WHAT YOU HAVE TO DO:
Search the entries for the word "After". Copy each line in which it is found.

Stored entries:
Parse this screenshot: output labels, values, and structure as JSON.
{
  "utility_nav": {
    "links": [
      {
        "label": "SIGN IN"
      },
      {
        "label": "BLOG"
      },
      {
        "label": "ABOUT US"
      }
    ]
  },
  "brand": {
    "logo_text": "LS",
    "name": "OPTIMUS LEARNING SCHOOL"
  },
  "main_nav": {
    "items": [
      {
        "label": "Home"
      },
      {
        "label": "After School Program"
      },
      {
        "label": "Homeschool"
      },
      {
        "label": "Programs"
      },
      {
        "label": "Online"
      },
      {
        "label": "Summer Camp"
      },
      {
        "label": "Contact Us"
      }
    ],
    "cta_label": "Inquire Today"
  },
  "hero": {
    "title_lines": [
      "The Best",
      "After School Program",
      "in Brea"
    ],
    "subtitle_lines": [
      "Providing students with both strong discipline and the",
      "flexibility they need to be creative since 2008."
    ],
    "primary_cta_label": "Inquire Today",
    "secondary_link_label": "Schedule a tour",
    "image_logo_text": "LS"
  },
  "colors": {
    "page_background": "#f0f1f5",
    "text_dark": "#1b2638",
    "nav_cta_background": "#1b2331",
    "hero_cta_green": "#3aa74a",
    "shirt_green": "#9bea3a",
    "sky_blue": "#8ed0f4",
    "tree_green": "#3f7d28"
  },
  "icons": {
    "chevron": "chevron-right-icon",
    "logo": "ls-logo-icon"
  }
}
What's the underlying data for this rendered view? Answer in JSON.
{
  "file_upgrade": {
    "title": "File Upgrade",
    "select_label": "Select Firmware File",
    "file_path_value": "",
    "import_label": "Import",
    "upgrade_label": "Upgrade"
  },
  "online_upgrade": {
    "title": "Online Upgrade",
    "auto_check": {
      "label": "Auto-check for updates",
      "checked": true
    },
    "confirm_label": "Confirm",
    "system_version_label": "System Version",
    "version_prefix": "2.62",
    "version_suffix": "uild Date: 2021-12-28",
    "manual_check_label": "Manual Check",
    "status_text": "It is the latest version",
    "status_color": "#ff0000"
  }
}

ANSWER TO THIS EXERCISE:
        "label": "After School Program"
      "After School Program",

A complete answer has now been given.